====== Data extracts
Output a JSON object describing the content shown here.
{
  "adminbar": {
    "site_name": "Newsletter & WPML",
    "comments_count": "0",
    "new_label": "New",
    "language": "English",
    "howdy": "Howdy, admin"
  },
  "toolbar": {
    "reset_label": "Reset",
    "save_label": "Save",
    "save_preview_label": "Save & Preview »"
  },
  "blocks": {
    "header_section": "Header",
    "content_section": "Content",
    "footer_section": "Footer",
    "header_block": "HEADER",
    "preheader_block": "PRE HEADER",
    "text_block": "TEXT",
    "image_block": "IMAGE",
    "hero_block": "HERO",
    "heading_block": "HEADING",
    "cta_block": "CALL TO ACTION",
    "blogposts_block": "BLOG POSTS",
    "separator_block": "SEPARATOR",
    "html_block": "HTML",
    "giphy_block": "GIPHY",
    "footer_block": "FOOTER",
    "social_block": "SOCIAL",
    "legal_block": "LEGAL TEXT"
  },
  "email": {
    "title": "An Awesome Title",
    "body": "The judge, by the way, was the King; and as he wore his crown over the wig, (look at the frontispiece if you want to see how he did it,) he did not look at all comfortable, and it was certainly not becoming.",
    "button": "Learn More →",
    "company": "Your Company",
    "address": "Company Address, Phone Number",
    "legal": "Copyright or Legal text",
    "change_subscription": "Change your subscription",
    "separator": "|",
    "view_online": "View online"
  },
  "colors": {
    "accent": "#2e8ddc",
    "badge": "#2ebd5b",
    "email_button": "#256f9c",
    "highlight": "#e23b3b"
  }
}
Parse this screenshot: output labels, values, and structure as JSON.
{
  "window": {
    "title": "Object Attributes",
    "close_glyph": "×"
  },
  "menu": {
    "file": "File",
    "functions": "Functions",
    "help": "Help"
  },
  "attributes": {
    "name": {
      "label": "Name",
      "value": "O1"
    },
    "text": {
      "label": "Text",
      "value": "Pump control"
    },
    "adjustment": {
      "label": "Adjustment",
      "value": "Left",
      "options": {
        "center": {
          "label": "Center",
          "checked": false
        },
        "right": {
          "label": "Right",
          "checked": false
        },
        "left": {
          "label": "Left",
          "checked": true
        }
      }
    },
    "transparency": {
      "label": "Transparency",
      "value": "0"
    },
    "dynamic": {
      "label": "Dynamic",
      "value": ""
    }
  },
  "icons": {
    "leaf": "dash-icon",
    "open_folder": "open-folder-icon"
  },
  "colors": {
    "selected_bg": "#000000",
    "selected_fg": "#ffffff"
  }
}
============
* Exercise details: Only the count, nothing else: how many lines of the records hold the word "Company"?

* Solution below: 2